Edward Barnfield, Finalist
Edward Barnfield, Short Story Finalist, LISP 3rd Quarter 2020
- When did you start writing? How often do you write?
I think I’ve carried myself as a writer since primary school, but I really only started writing fiction properly in 2019. My wife encouraged me to take one of the Oxford University online courses in creative writing, and that kick-started everything. Since then I’ve tried to finish at least one piece a month – grabbing time early in the mornings, weekends or on the commute to work – and made myself submit pieces whenever possible. To date, my stories have been picked up by Lunate, The Short Story, Reflex Press, Leicester Writes, Communicate.ae, GoArchitect and Grindstone Literary – all of whom are fantastic – and now by London Independent Story Prize. I’m plodding away trying to build a collection and finish the longer, might-just-be-a-novel.
- How does it feel to have your work recognised?
Fantastic. It’s such a positive jolt to have something accepted and published. So far, there’s been a lot of lingering on longlists or submitting work and never hearing back, so there’s joy and relief when someone likes your stuff.
- How did you come up with the idea for your LISP selected story? Is there a story behind your story?

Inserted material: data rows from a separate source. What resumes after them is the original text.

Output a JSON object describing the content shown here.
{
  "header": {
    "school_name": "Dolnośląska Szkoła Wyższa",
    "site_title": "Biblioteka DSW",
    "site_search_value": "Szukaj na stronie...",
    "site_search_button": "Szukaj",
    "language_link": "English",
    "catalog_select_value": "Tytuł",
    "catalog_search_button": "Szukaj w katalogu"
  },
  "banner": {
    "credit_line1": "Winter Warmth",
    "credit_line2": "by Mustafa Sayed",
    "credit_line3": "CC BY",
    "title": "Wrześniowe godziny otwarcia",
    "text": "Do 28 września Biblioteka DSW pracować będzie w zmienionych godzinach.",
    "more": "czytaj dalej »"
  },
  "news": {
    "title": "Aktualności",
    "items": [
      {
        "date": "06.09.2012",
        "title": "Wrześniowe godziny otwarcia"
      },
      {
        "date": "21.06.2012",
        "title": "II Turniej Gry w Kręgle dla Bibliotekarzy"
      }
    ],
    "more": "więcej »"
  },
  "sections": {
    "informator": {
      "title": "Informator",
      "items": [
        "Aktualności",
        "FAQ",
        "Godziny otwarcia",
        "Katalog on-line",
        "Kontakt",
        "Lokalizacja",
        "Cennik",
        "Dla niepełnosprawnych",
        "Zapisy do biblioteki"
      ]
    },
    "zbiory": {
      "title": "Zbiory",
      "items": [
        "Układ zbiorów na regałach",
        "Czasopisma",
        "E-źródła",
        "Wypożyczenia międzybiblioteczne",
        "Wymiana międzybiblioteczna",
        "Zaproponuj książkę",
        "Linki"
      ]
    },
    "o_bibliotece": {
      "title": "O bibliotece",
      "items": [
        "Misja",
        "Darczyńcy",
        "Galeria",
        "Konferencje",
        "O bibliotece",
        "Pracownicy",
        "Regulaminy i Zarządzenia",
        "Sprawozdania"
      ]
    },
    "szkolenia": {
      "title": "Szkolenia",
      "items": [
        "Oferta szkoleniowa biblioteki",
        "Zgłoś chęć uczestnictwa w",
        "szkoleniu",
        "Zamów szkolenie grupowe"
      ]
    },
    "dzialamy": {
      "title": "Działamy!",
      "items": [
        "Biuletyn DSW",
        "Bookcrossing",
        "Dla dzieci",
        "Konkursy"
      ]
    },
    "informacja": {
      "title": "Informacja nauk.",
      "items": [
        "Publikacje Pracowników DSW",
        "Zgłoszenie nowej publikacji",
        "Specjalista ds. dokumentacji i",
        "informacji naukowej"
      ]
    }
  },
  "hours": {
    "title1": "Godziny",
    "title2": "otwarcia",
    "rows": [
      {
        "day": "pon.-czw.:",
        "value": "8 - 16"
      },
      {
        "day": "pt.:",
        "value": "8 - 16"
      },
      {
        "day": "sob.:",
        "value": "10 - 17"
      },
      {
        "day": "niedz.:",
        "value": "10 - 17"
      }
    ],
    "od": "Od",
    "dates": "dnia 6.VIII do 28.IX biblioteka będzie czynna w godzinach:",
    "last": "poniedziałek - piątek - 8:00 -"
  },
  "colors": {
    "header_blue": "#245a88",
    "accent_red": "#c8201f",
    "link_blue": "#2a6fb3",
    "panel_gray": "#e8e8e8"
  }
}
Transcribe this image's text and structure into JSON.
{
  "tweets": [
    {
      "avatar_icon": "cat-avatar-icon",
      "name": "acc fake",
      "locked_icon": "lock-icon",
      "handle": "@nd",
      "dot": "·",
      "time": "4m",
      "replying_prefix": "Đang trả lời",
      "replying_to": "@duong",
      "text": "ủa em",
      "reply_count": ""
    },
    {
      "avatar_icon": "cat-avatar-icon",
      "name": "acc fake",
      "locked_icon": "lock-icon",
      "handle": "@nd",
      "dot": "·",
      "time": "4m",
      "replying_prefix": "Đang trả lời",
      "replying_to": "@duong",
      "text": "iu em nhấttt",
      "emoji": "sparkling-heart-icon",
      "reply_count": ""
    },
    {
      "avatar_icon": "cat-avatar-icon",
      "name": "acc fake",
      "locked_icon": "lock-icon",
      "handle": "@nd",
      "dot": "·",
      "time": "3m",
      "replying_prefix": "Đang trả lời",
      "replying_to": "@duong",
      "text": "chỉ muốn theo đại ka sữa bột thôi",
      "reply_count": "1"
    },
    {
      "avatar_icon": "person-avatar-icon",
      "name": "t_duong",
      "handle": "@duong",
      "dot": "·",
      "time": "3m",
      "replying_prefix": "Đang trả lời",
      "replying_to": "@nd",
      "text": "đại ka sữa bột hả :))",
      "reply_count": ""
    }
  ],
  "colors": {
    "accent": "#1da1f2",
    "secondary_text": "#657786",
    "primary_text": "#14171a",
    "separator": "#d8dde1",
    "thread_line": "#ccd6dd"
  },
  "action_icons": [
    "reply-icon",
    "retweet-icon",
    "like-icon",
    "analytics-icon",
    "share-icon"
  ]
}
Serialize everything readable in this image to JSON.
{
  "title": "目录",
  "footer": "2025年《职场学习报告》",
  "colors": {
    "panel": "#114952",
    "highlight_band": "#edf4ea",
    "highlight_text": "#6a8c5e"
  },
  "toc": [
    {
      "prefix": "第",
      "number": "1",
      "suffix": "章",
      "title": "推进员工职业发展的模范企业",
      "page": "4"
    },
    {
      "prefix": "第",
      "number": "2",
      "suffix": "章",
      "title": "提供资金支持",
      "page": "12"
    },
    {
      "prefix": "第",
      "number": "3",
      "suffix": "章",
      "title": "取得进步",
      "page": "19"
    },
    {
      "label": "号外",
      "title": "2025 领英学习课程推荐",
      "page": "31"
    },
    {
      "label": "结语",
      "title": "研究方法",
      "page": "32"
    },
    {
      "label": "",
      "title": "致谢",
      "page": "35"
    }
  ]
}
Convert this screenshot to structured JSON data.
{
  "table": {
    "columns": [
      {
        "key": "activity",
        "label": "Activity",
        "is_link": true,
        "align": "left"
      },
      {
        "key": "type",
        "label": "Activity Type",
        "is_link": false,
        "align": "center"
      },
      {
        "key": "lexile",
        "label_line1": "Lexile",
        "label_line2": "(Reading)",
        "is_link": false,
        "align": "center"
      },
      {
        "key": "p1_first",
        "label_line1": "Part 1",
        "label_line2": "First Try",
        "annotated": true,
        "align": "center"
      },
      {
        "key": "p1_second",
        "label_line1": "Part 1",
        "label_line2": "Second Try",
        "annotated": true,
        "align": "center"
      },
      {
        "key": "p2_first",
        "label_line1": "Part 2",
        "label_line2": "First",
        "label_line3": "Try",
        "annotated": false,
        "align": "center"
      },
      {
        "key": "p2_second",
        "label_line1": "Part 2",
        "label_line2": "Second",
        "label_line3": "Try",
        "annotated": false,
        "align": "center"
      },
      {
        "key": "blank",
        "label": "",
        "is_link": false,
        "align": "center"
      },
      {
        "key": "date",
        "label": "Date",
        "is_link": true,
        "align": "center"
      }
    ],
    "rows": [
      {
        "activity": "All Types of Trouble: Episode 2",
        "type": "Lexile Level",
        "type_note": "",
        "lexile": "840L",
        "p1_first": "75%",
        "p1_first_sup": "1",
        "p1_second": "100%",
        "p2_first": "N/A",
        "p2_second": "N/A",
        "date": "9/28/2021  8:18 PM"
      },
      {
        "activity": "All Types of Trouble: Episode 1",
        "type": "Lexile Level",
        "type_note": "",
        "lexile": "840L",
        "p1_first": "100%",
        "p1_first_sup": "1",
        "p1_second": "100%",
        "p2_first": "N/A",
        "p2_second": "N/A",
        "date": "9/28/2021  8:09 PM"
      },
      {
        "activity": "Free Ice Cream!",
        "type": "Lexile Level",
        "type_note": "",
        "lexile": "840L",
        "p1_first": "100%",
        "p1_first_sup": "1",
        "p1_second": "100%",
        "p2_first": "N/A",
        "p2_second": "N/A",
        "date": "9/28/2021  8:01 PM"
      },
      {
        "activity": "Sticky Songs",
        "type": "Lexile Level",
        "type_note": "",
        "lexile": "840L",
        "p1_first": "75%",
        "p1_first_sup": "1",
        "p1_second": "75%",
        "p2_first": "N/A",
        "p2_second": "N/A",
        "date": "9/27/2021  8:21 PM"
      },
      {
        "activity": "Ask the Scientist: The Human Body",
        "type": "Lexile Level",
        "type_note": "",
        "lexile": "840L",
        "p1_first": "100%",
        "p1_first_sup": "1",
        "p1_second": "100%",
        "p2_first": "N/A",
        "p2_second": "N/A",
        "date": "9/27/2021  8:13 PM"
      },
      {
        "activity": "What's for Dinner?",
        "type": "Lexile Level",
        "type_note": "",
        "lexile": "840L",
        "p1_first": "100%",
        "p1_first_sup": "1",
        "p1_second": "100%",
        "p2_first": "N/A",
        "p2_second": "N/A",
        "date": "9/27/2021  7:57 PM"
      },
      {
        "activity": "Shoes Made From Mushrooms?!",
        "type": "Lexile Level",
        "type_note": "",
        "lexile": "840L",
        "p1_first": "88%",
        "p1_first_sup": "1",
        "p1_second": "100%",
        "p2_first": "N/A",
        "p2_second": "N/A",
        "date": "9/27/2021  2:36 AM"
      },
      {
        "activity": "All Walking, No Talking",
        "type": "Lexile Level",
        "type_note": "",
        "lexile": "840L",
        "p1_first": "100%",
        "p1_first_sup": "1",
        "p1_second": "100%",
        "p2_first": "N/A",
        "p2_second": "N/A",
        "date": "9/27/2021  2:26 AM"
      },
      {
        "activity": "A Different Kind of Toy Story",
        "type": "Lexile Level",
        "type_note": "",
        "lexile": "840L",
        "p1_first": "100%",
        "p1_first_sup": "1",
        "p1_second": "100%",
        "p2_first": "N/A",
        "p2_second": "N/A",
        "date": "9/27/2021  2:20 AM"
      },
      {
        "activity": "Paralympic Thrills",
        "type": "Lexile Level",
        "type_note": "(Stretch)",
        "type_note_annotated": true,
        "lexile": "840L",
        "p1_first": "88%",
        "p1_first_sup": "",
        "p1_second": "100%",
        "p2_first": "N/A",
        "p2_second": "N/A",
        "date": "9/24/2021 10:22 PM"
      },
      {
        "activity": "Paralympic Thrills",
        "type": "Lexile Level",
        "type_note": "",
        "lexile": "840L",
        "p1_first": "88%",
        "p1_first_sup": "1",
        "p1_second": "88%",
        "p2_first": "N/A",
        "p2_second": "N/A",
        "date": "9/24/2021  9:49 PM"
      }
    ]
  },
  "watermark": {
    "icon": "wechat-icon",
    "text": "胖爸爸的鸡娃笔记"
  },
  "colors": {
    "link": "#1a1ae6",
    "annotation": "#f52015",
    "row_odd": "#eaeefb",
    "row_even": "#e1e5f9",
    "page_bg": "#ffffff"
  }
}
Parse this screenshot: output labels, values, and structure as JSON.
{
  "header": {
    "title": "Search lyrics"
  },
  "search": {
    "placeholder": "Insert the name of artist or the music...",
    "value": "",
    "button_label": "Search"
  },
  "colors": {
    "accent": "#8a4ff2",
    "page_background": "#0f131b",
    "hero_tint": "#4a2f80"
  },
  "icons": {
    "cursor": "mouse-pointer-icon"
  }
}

It’s a story about work, about how the elements of a career – titles, roles and responsibilities, org charts – can be all-consuming but utterly ephemeral when you compare them to the factors that last and matter, like family and friendships. I find it interesting that the activity that represents such a high proportion of so many lives, going to a workplace five days a week, is comparatively under-represented in fiction. So, it’s really about that dynamic, filtered through contemporary concerns like the pandemic and #metoo.
- Can you please give us a few tips about writing a 1500-word short story?
I’m still learning, so ask your doctor before ingesting any of my tips, but my sense is: Write the thing first. Start with enough of a structure and theme so that you can push through to the conclusion and don’t worry how long/short it’s running. I view the first draft as packing a suitcase – cram everything in and worry about closing it later. Be ruthless in the edit. I think you can approach writing a story as a craftsperson, but your editing needs to have a wholesale mindset – every scene, character, emotion and joke represents a block of words lashed together to be delivered on consignment. A twist, for example, will eat a significant proportion of your 1,500 words. Ask yourself how much plot you need, or whether there’s a straighter way to tell the story. If you can combine characters, lose a description, cut dialogue, do it. Finally, write often and have different stories on the stove. It may be your fantastic opening is actually a great flash in disguise; your three-generation Moldovan family saga is a novella in waiting. Go back through stories that were submitted unsuccessfully and reshuffle them for another contest, another opportunity.
- What's the best thing and the hardest thing about writing competitions?
The core thing is that you have to learn what kind of writer you are, and the only way to do that is by writing and sharing your work. I think competitions and journal submissions are a good way to navigate that territory. The most enjoyable element is the community, seeing names you know crop up in shortlists and following them through social media. There are three or four writers I keep seeing (who keep beating me) whose work is stunning, so tracking their development is a real privilege. Obviously, the hardest thing is losing, getting nowhere, but that’s part of the package.
- Lastly, do you recommend the writers to give it a go on LISP? Absolutely. It’s a really well-structured contest and there’s a lot of great work on there.